The Raid: Redemption

Every so often, a movie comes along that can’t be adequately described using mere words. The Raid: Redemption is one of those films. The best I can say is that if you like violent action movies, then go see this one.

At its core, it’s a “storming the castle” film. The castle in this case is a plain-looking cement high-rise which serves as a low-rent apartment complex for what must be hundreds of people, but it’s also the not-so-secret headquarters of a huge drug manufacturing and trafficking operation, run by Tama, his henchmen Andi and Mad Dog, and tons of underlings. The residents all know what’s really going on in the building, but fear of Tama and fear of homelessness cause them to at least turn a blind eye to the less legal parts of the operation, and some of them actively try to get in Tama’s good graces by tipping his people off if they see something suspicious. And a large SWAT team amassing outside the gate certainly qualifies.

The bust has been orchestrated by Lieutenant Wahyu (played by Pierre Gruno, who must be at least a distant cousin of G.W. Bailey) and is being led by Wahyu along with Sergeants Rama and Jaka. A lot of the men they brought along are pretty young and inexperienced, but hopefully numbers and firepower will help them out. Unfortunately, they don’t have the advantage in either of those categories, since Tama has a lot of enemies on both sides of the law and this isn’t the first time he’s come under attack. His men are very well armed, have lots of experience, and aren’t hindered by conscience or a need to adhere to the law. But then again, Wahyu isn’t all that concerned with the law himself, since he didn’t bother to get any kind of authorization for this mission, so there’s not going to be any backup if they get themselves into a jam.

There are a few points in the film that are a little light on action, but not many more than absolutely necessary to craft the story for the film. But the rest of the time is full-on hard-core ultraviolence. There are a lot of casualties, and there are a lot of skilled fighters creating interesting ways for those casualties to occur. There’s plenty of gunplay, but there’s also a lot of hand-to-hand (and every other body part to every other body part) combat, and several instances of such awesome brutality that the audience (and I’d strongly recommend seeing it in a packed theater) can’t help but gasp and in unison as an expression of simultaneous disgust and approval. Given that everything happens in a packed apartment building, there are plenty of hallway fight scenes, and some of them rival and perhaps even surpass the infamous Oldboy corridor battle. In fact, the movie is almost a kind of feature-length version of that.

I was both awed and slightly disappointed by film’s climax. It’s obvious pretty early on that there’s going to be a big showdown at the end, but given how much awesome action occurred throughout the movie there’s no way that the climax could match the splendor of what came earlier. And then it did. But then they followed that up with a little too much “wrapping up the story” so that some of the excitement has dissipated by the time the credits start to roll. But if you watch the credits then you can see the sheer number of actors/fighters and the awesome descriptions given to their nameless characters, and you can immediately re-live those scenes in your mind.

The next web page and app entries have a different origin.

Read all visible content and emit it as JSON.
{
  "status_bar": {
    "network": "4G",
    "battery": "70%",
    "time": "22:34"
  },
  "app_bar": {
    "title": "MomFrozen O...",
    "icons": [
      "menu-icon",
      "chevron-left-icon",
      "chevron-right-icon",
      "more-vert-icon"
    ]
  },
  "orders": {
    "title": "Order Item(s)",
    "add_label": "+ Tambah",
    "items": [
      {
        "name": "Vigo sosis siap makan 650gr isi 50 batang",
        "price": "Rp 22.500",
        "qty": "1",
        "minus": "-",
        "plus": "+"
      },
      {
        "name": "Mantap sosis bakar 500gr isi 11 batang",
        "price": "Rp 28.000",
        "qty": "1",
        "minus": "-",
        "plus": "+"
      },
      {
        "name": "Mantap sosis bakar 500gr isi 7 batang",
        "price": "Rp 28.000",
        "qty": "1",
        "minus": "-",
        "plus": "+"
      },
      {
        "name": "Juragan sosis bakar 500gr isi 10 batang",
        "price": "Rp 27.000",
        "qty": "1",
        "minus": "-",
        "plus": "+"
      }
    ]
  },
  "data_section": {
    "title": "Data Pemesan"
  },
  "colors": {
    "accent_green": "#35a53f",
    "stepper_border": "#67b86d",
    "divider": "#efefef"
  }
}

I don’t really understand why they chose to tack the word “redemption” onto the title for the U.S. release, since it’s just called The Raid everywhere else, and there’s really not much redemption to be found in the story. But this is a film that’s so incredible to just watch and absorb that you shouldn’t spoil it by trying to think too much about those kinds of trivial details.